Experts in infectious diseases now say(link opens in new window) achieving herd immunity against the virus that causes COVID-19 is unlikely. That’s because, among other factors, the virus is continually mutating, creating new variants; it can be spread by people without symptoms (making it harder to track and control); rates of vaccination and use of other precautionary measures in the population are inadequate; and protection against new COVID-19 infection provided by previous infection or vaccination isn’t lasting.
¿Dónde puedo obtener más información sobre las vacunas contra el COVID-19?
El sitio web de los CDC incluye información exhaustiva y actualizada sobre las vacunas contra el COVID-19(el vínculo se abre en una nueva ventana).
¿Cómo puedo participar en un estudio clínico de la vacuna o el tratamiento contra el COVID-19?
El sitio web del Instituto Nacional de Alergias y Enfermedades Infecciosas contiene información sobre estudios clínicos(el vínculo se abre en una nueva ventana).
¿Qué sucede si pierdo mi tarjeta de vacunación contra el COVID-19?

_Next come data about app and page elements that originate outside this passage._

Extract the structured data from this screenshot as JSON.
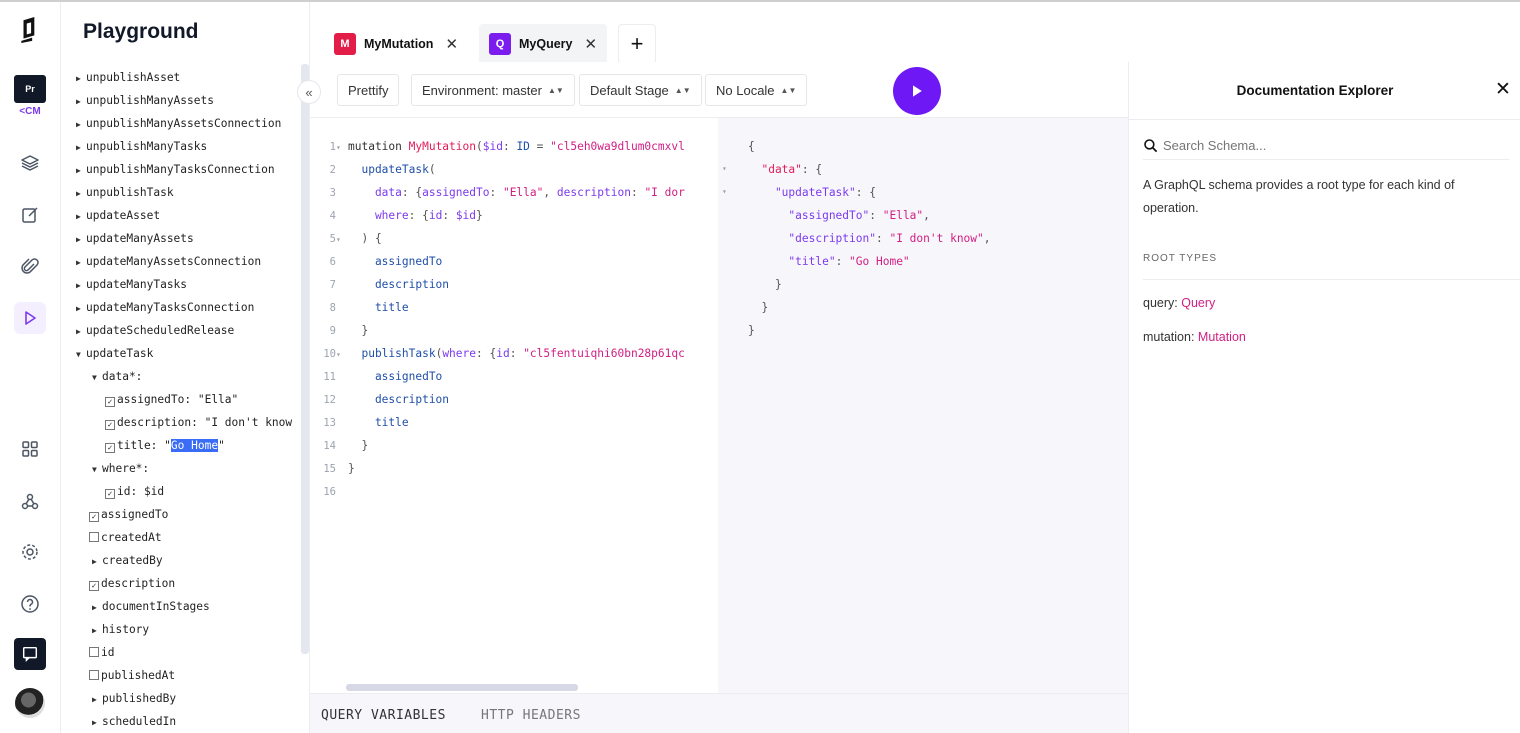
{
  "app": {
    "title": "Playground"
  },
  "rail": {
    "pr_badge": "Pr",
    "cm_tag": "<CM"
  },
  "explorer": {
    "rows": [
      {
        "label": "unpublishAsset"
      },
      {
        "label": "unpublishManyAssets"
      },
      {
        "label": "unpublishManyAssetsConnection"
      },
      {
        "label": "unpublishManyTasks"
      },
      {
        "label": "unpublishManyTasksConnection"
      },
      {
        "label": "unpublishTask"
      },
      {
        "label": "updateAsset"
      },
      {
        "label": "updateManyAssets"
      },
      {
        "label": "updateManyAssetsConnection"
      },
      {
        "label": "updateManyTasks"
      },
      {
        "label": "updateManyTasksConnection"
      },
      {
        "label": "updateScheduledRelease"
      },
      {
        "label": "updateTask"
      },
      {
        "label": "data*:"
      },
      {
        "label": "assignedTo:",
        "value": "\"Ella\""
      },
      {
        "label": "description:",
        "value": "\"I don't know"
      },
      {
        "label": "title:",
        "value_pre": "\"",
        "value_sel": "Go Home",
        "value_post": "\""
      },
      {
        "label": "where*:"
      },
      {
        "label": "id: $id"
      },
      {
        "label": "assignedTo"
      },
      {
        "label": "createdAt"
      },
      {
        "label": "createdBy"
      },
      {
        "label": "description"
      },
      {
        "label": "documentInStages"
      },
      {
        "label": "history"
      },
      {
        "label": "id"
      },
      {
        "label": "publishedAt"
      },
      {
        "label": "publishedBy"
      },
      {
        "label": "scheduledIn"
      }
    ]
  },
  "tabs": [
    {
      "badge": "M",
      "label": "MyMutation",
      "color": "#e11d48"
    },
    {
      "badge": "Q",
      "label": "MyQuery",
      "color": "#7c1df0"
    }
  ],
  "toolbar": {
    "prettify": "Prettify",
    "environment": "Environment: master",
    "stage": "Default Stage",
    "locale": "No Locale"
  },
  "editor": {
    "lines": [
      {
        "n": "1",
        "parts": [
          [
            "kw",
            "mutation "
          ],
          [
            "def",
            "MyMutation"
          ],
          [
            "pun",
            "("
          ],
          [
            "var",
            "$id"
          ],
          [
            "pun",
            ": "
          ],
          [
            "fld",
            "ID"
          ],
          [
            "pun",
            " = "
          ],
          [
            "str",
            "\"cl5eh0wa9dlum0cmxvl"
          ]
        ]
      },
      {
        "n": "2",
        "parts": [
          [
            "fld",
            "  updateTask"
          ],
          [
            "pun",
            "("
          ]
        ]
      },
      {
        "n": "3",
        "parts": [
          [
            "arg",
            "    data"
          ],
          [
            "pun",
            ": {"
          ],
          [
            "arg",
            "assignedTo"
          ],
          [
            "pun",
            ": "
          ],
          [
            "str",
            "\"Ella\""
          ],
          [
            "pun",
            ", "
          ],
          [
            "arg",
            "description"
          ],
          [
            "pun",
            ": "
          ],
          [
            "str",
            "\"I dor"
          ]
        ]
      },
      {
        "n": "4",
        "parts": [
          [
            "arg",
            "    where"
          ],
          [
            "pun",
            ": {"
          ],
          [
            "arg",
            "id"
          ],
          [
            "pun",
            ": "
          ],
          [
            "var",
            "$id"
          ],
          [
            "pun",
            "}"
          ]
        ]
      },
      {
        "n": "5",
        "parts": [
          [
            "pun",
            "  ) {"
          ]
        ]
      },
      {
        "n": "6",
        "parts": [
          [
            "fld",
            "    assignedTo"
          ]
        ]
      },
      {
        "n": "7",
        "parts": [
          [
            "fld",
            "    description"
          ]
        ]
      },
      {
        "n": "8",
        "parts": [
          [
            "fld",
            "    title"
          ]
        ]
      },
      {
        "n": "9",
        "parts": [
          [
            "pun",
            "  }"
          ]
        ]
      },
      {
        "n": "10",
        "parts": [
          [
            "fld",
            "  publishTask"
          ],
          [
            "pun",
            "("
          ],
          [
            "arg",
            "where"
          ],
          [
            "pun",
            ": {"
          ],
          [
            "arg",
            "id"
          ],
          [
            "pun",
            ": "
          ],
          [
            "str",
            "\"cl5fentuiqhi60bn28p61qc"
          ]
        ]
      },
      {
        "n": "11",
        "parts": [
          [
            "fld",
            "    assignedTo"
          ]
        ]
      },
      {
        "n": "12",
        "parts": [
          [
            "fld",
            "    description"
          ]
        ]
      },
      {
        "n": "13",
        "parts": [
          [
            "fld",
            "    title"
          ]
        ]
      },
      {
        "n": "14",
        "parts": [
          [
            "pun",
            "  }"
          ]
        ]
      },
      {
        "n": "15",
        "parts": [
          [
            "pun",
            "}"
          ]
        ]
      },
      {
        "n": "16",
        "parts": []
      }
    ]
  },
  "result": {
    "lines": [
      {
        "parts": [
          [
            "pun",
            "{"
          ]
        ]
      },
      {
        "parts": [
          [
            "rkey",
            "  \"data\""
          ],
          [
            "pun",
            ": {"
          ]
        ]
      },
      {
        "parts": [
          [
            "rkey2",
            "    \"updateTask\""
          ],
          [
            "pun",
            ": {"
          ]
        ]
      },
      {
        "parts": [
          [
            "rkey2",
            "      \"assignedTo\""
          ],
          [
            "pun",
            ": "
          ],
          [
            "rstr",
            "\"Ella\""
          ],
          [
            "pun",
            ","
          ]
        ]
      },
      {
        "parts": [
          [
            "rkey2",
            "      \"description\""
          ],
          [
            "pun",
            ": "
          ],
          [
            "rstr",
            "\"I don't know\""
          ],
          [
            "pun",
            ","
          ]
        ]
      },
      {
        "parts": [
          [
            "rkey2",
            "      \"title\""
          ],
          [
            "pun",
            ": "
          ],
          [
            "rstr",
            "\"Go Home\""
          ]
        ]
      },
      {
        "parts": [
          [
            "pun",
            "    }"
          ]
        ]
      },
      {
        "parts": [
          [
            "pun",
            "  }"
          ]
        ]
      },
      {
        "parts": [
          [
            "pun",
            "}"
          ]
        ]
      }
    ]
  },
  "docs": {
    "title": "Documentation Explorer",
    "search_placeholder": "Search Schema...",
    "description": "A GraphQL schema provides a root type for each kind of operation.",
    "root_types_label": "ROOT TYPES",
    "query_label": "query:",
    "query_type": "Query",
    "mutation_label": "mutation:",
    "mutation_type": "Mutation"
  },
  "bottom": {
    "query_variables": "QUERY VARIABLES",
    "http_headers": "HTTP HEADERS"
  },
  "colors": {
    "accent": "#6d18f5",
    "pink": "#d11e84"
  }
}
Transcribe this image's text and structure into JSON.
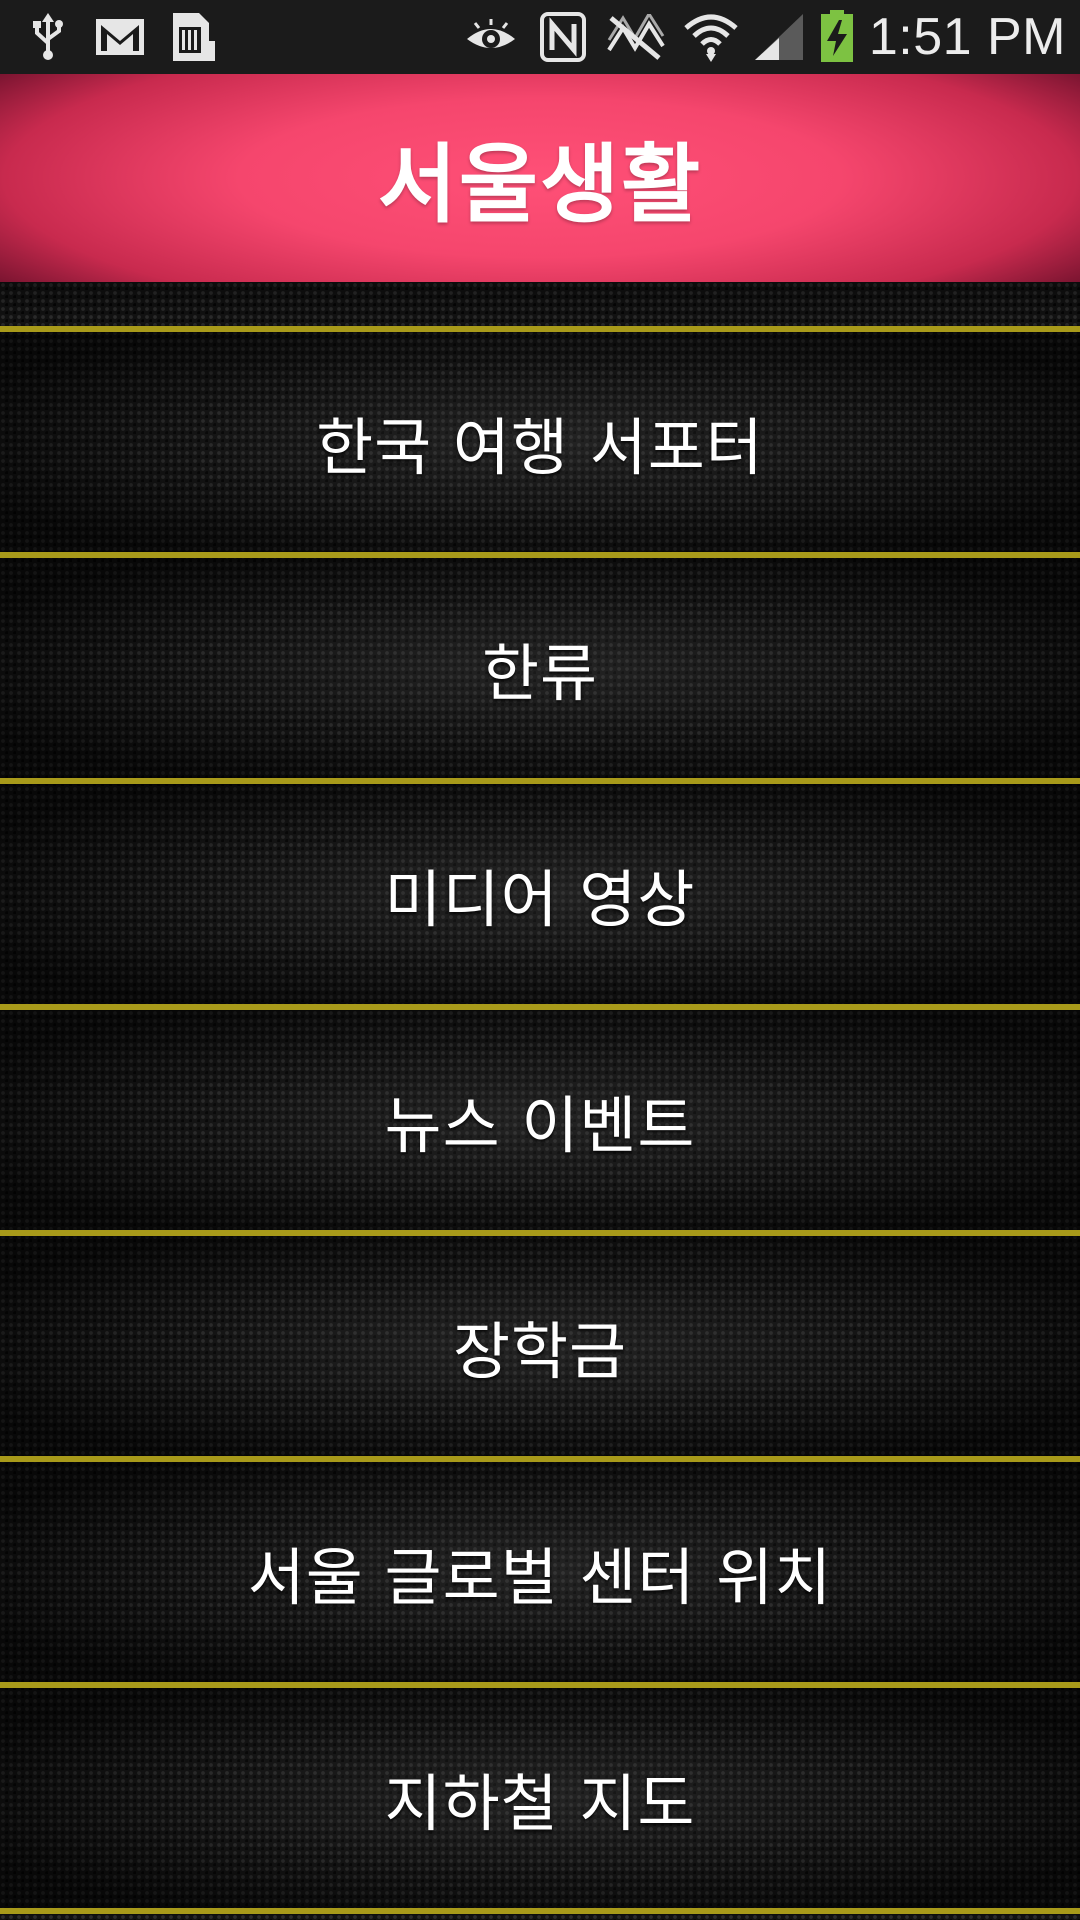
{
  "status_bar": {
    "time": "1:51 PM",
    "icons": [
      "usb-icon",
      "gmail-icon",
      "sd-card-icon",
      "eye-icon",
      "nfc-icon",
      "muted-signal-icon",
      "wifi-icon",
      "cell-signal-icon",
      "battery-charging-icon"
    ],
    "battery_color": "#7dc242"
  },
  "header": {
    "title": "서울생활",
    "color": "#ff4f77"
  },
  "menu": {
    "divider_color": "#a89a1a",
    "items": [
      {
        "label": "한국 여행 서포터"
      },
      {
        "label": "한류"
      },
      {
        "label": "미디어 영상"
      },
      {
        "label": "뉴스 이벤트"
      },
      {
        "label": "장학금"
      },
      {
        "label": "서울 글로벌 센터 위치"
      },
      {
        "label": "지하철 지도"
      }
    ]
  }
}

If you haven't taken a photo or made a photocopy of your card as a backup, then contact your vaccination provider. If you can't reach the provider directly, check with your state health department's immunization information system(link opens in new window). (Vaccination providers are required to report COVID-19 shots to such record-keeping systems.) The CDC provides more about your vaccination card(link opens in new window).
DESCARGO DE RESPONSABILIDAD SOBRE CUIDADO DE LA SALUD: Este sitio y sus servicios no constituyen un consultorio de recomendaciones médicas, de diagnóstico ni de tratamiento. Siempre consulte a un profesional de la salud para el diagnóstico y el tratamiento, lo que incluye sus necesidades médicas específicas. Si tiene o sospecha que tiene algún problema o afección médica, comuníquese inmediatamente con un profesional de la salud calificado. Si se encuentra en Estados Unidos y tiene una emergencia médica, llame al 911 o al número de emergencia local, o solicite ayuda médica de emergencia de inmediato.